Supplied records
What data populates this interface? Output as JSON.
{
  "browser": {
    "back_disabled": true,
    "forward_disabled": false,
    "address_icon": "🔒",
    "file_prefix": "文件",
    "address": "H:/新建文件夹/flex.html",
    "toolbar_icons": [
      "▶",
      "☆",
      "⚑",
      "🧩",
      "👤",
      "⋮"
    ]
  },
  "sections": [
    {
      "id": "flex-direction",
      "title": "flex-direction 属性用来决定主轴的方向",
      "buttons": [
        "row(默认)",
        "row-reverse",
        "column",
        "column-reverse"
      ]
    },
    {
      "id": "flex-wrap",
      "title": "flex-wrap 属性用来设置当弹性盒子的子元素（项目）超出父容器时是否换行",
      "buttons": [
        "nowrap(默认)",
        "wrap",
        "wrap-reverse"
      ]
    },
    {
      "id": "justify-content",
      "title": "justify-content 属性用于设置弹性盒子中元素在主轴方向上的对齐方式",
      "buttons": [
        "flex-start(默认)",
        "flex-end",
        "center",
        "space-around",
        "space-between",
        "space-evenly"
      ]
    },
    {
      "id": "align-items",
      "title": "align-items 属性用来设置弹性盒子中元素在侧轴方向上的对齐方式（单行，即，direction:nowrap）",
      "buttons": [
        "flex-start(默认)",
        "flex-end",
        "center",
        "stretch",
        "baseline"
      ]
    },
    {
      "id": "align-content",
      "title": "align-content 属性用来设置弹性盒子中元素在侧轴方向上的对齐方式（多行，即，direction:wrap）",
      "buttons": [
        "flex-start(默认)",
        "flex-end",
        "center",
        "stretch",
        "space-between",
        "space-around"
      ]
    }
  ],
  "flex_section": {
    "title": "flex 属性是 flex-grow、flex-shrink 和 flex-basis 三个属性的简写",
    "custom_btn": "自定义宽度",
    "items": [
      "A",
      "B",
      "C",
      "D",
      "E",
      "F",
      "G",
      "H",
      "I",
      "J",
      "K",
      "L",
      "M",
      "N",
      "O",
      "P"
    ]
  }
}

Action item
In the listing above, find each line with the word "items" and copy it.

Finished exercise
      "id": "align-items",
      "title": "align-items 属性用来设置弹性盒子中元素在侧轴方向上的对齐方式（单行，即，direction:nowrap）",
    "items": [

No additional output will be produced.